TASK TO CARRY OUT:
Go through the entries below, tally each line that has the word "使用するモデルを", and give only the total.

RECORDS SHOWN:

--------------------------------------------------

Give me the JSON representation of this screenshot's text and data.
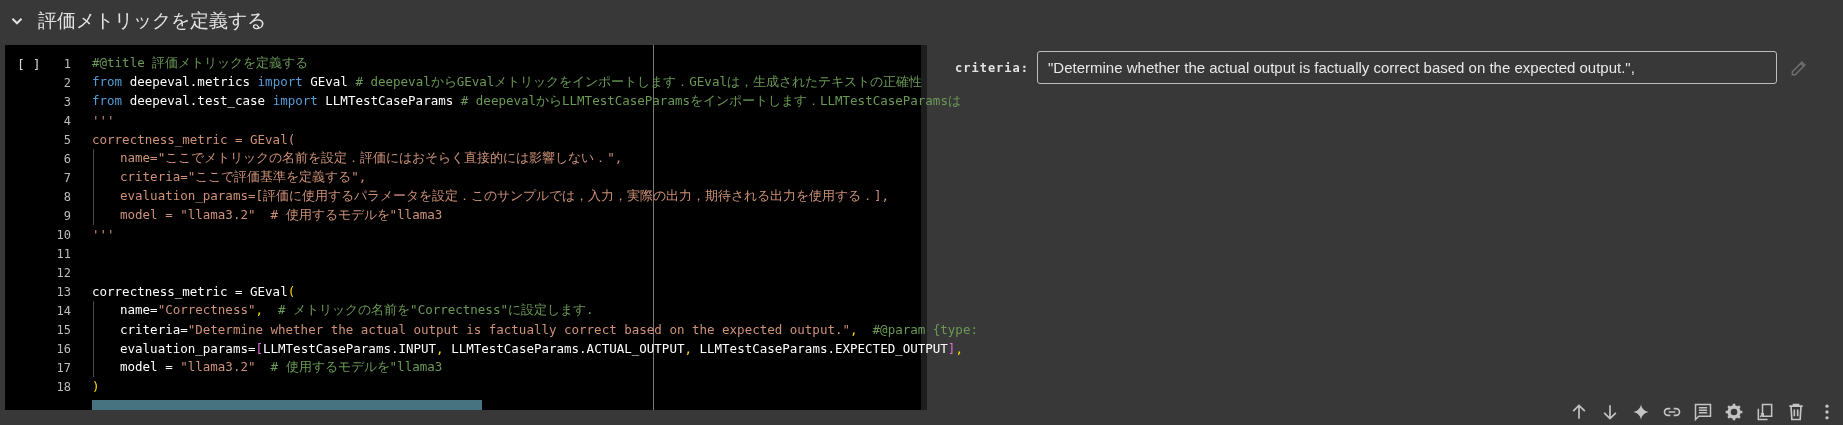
{
  "section": {
    "title": "評価メトリックを定義する",
    "expanded": true
  },
  "cell": {
    "run_marker": "[ ]",
    "lines": [
      {
        "number": "1",
        "tokens": [
          {
            "kind": "comment",
            "text": "#@title 評価メトリックを定義する"
          }
        ]
      },
      {
        "number": "2",
        "tokens": [
          {
            "kind": "keyword",
            "text": "from"
          },
          {
            "kind": "plain",
            "text": " deepeval.metrics "
          },
          {
            "kind": "keyword",
            "text": "import"
          },
          {
            "kind": "plain",
            "text": " GEval "
          },
          {
            "kind": "comment",
            "text": "# deepevalからGEvalメトリックをインポートします．GEvalは，生成されたテキストの正確性"
          }
        ]
      },
      {
        "number": "3",
        "tokens": [
          {
            "kind": "keyword",
            "text": "from"
          },
          {
            "kind": "plain",
            "text": " deepeval.test_case "
          },
          {
            "kind": "keyword",
            "text": "import"
          },
          {
            "kind": "plain",
            "text": " LLMTestCaseParams "
          },
          {
            "kind": "comment",
            "text": "# deepevalからLLMTestCaseParamsをインポートします．LLMTestCaseParamsは"
          }
        ]
      },
      {
        "number": "4",
        "tokens": [
          {
            "kind": "string",
            "text": "'''"
          }
        ]
      },
      {
        "number": "5",
        "tokens": [
          {
            "kind": "string",
            "text": "correctness_metric = GEval("
          }
        ]
      },
      {
        "number": "6",
        "indent_guide": true,
        "tokens": [
          {
            "kind": "string",
            "text": "name=\"ここでメトリックの名前を設定．評価にはおそらく直接的には影響しない．\","
          }
        ]
      },
      {
        "number": "7",
        "indent_guide": true,
        "tokens": [
          {
            "kind": "string",
            "text": "criteria=\"ここで評価基準を定義する\","
          }
        ]
      },
      {
        "number": "8",
        "indent_guide": true,
        "tokens": [
          {
            "kind": "string",
            "text": "evaluation_params=[評価に使用するパラメータを設定．このサンプルでは，入力，実際の出力，期待される出力を使用する．],"
          }
        ]
      },
      {
        "number": "9",
        "indent_guide": true,
        "tokens": [
          {
            "kind": "string",
            "text": "model = \"llama3.2\"  # 使用するモデルを\"llama3"
          }
        ]
      },
      {
        "number": "10",
        "tokens": [
          {
            "kind": "string",
            "text": "'''"
          }
        ]
      },
      {
        "number": "11"
      },
      {
        "number": "12"
      },
      {
        "number": "13",
        "tokens": [
          {
            "kind": "plain",
            "text": "correctness_metric = GEval"
          },
          {
            "kind": "paren",
            "text": "("
          }
        ]
      },
      {
        "number": "14",
        "indent_guide": true,
        "tokens": [
          {
            "kind": "plain",
            "text": "name="
          },
          {
            "kind": "string",
            "text": "\"Correctness\""
          },
          {
            "kind": "paren",
            "text": ","
          },
          {
            "kind": "comment",
            "text": "  # メトリックの名前を\"Correctness\"に設定します."
          }
        ]
      },
      {
        "number": "15",
        "indent_guide": true,
        "tokens": [
          {
            "kind": "plain",
            "text": "criteria="
          },
          {
            "kind": "string",
            "text": "\"Determine whether the actual output is factually correct based on the expected output.\""
          },
          {
            "kind": "paren",
            "text": ","
          },
          {
            "kind": "comment",
            "text": "  #@param {type:"
          }
        ]
      },
      {
        "number": "16",
        "indent_guide": true,
        "tokens": [
          {
            "kind": "plain",
            "text": "evaluation_params="
          },
          {
            "kind": "bracket",
            "text": "["
          },
          {
            "kind": "plain",
            "text": "LLMTestCaseParams.INPUT"
          },
          {
            "kind": "paren",
            "text": ","
          },
          {
            "kind": "plain",
            "text": " LLMTestCaseParams.ACTUAL_OUTPUT"
          },
          {
            "kind": "paren",
            "text": ","
          },
          {
            "kind": "plain",
            "text": " LLMTestCaseParams.EXPECTED_OUTPUT"
          },
          {
            "kind": "bracket",
            "text": "]"
          },
          {
            "kind": "paren",
            "text": ","
          }
        ]
      },
      {
        "number": "17",
        "indent_guide": true,
        "tokens": [
          {
            "kind": "plain",
            "text": "model = "
          },
          {
            "kind": "string",
            "text": "\"llama3.2\""
          },
          {
            "kind": "comment",
            "text": "  # 使用するモデルを\"llama3"
          }
        ]
      },
      {
        "number": "18",
        "tokens": [
          {
            "kind": "paren",
            "text": ")"
          }
        ]
      }
    ]
  },
  "form": {
    "label": "criteria:",
    "value": "\"Determine whether the actual output is factually correct based on the expected output.\","
  },
  "toolbar": [
    {
      "kind": "up"
    },
    {
      "kind": "down"
    },
    {
      "kind": "sparkle"
    },
    {
      "kind": "link"
    },
    {
      "kind": "comment"
    },
    {
      "kind": "settings"
    },
    {
      "kind": "mirror"
    },
    {
      "kind": "delete"
    },
    {
      "kind": "more"
    }
  ]
}
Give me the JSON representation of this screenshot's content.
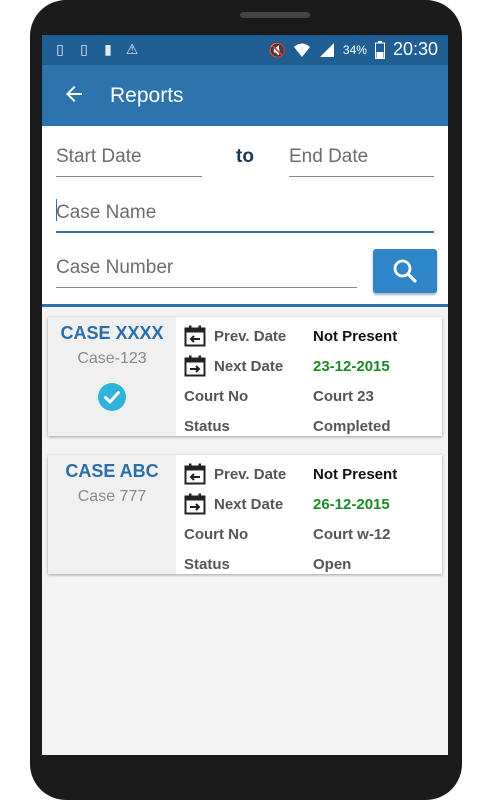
{
  "status_bar": {
    "left_icons": [
      "sim-card-icon",
      "sim-card-icon",
      "sd-card-icon",
      "warning-icon"
    ],
    "battery": "34%",
    "time": "20:30"
  },
  "app_bar": {
    "title": "Reports",
    "back_icon": "arrow-back-icon"
  },
  "filters": {
    "start_date_placeholder": "Start Date",
    "to_label": "to",
    "end_date_placeholder": "End Date",
    "case_name_placeholder": "Case Name",
    "case_number_placeholder": "Case Number",
    "search_icon": "search-icon"
  },
  "colors": {
    "app_bar": "#2d73ae",
    "status_bar": "#1f5f93",
    "accent": "#2e86c9",
    "date_green": "#1c8a23"
  },
  "labels": {
    "prev_date": "Prev. Date",
    "next_date": "Next Date",
    "court_no": "Court No",
    "status": "Status"
  },
  "cases": [
    {
      "title": "CASE XXXX",
      "number": "Case-123",
      "completed": true,
      "prev_date": "Not Present",
      "next_date": "23-12-2015",
      "court_no": "Court 23",
      "status": "Completed"
    },
    {
      "title": "CASE ABC",
      "number": "Case 777",
      "completed": false,
      "prev_date": "Not Present",
      "next_date": "26-12-2015",
      "court_no": "Court w-12",
      "status": "Open"
    }
  ]
}
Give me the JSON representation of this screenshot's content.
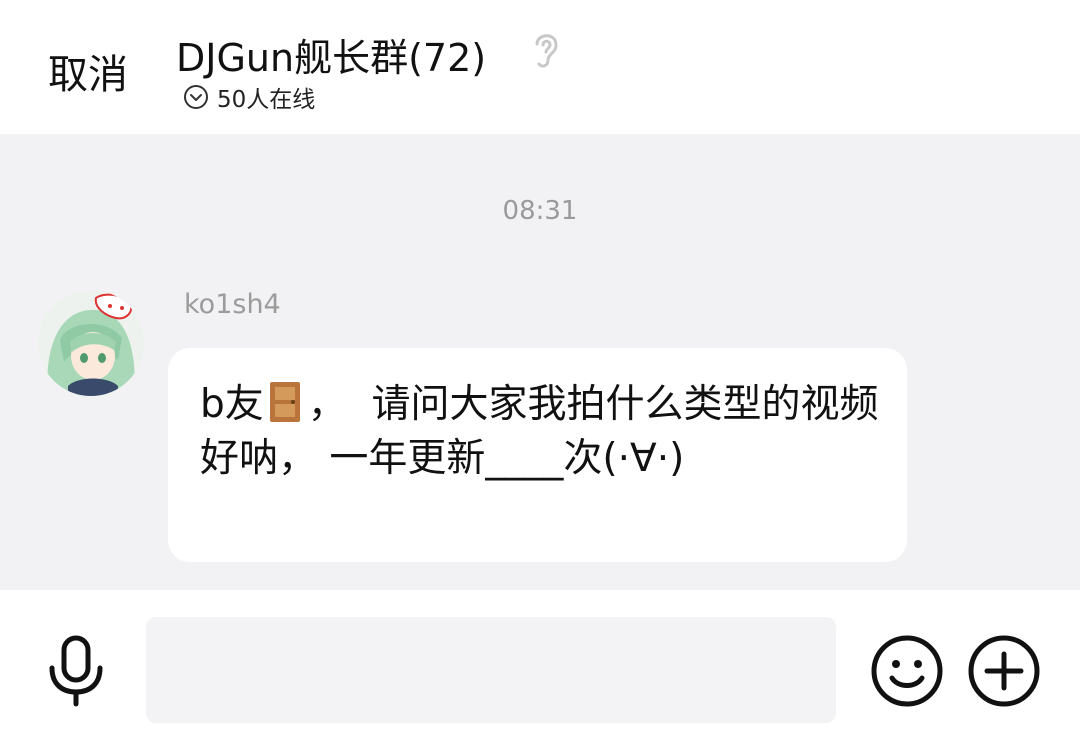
{
  "header": {
    "cancel_label": "取消",
    "title": "DJGun舰长群(72)",
    "online_text": "50人在线"
  },
  "chat": {
    "timestamp": "08:31",
    "messages": [
      {
        "sender": "ko1sh4",
        "text_part1": "b友",
        "text_part2": "，  请问大家我拍什么类型的视频好呐， 一年更新____次(·∀·)",
        "emoji_icon": "door-icon"
      }
    ]
  },
  "footer": {
    "input_value": "",
    "icons": [
      "microphone-icon",
      "smiley-icon",
      "plus-circle-icon"
    ]
  },
  "colors": {
    "background": "#f2f2f4",
    "surface": "#ffffff",
    "muted_text": "#9a9a9a"
  }
}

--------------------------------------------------

TASK ANSWER:
2